Dataset rows for apps and sites:
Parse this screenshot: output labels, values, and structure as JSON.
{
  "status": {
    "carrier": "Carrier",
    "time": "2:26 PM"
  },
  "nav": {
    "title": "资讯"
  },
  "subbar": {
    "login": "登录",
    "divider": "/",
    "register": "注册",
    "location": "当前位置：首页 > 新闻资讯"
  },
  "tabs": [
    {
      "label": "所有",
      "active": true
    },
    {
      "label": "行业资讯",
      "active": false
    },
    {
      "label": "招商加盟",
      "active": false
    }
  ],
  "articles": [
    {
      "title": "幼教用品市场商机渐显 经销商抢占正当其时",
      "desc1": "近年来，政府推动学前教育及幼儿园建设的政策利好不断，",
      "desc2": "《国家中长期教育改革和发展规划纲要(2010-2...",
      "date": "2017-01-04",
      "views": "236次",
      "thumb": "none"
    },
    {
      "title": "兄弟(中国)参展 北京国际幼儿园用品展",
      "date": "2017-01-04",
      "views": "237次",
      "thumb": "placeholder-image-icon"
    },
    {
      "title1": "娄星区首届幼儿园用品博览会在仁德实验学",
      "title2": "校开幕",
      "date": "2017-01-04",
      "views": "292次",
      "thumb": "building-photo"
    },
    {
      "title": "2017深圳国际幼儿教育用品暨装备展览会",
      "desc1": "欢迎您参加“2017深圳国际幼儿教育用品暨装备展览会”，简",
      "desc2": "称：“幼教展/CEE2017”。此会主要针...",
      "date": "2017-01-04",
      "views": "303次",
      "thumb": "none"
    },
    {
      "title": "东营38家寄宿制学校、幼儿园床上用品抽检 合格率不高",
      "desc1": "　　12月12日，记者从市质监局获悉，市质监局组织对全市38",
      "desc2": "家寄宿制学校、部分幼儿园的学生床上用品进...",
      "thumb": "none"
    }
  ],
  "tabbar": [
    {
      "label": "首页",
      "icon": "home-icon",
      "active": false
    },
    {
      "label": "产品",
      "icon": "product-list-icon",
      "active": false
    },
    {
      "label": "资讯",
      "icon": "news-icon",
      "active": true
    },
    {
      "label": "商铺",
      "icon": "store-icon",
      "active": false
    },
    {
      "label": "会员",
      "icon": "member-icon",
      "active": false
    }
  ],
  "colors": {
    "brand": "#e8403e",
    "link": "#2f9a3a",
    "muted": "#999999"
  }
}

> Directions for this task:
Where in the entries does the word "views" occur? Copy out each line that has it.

> Exercise answer:
      "views": "236次",
      "views": "237次",
      "views": "292次",
      "views": "303次",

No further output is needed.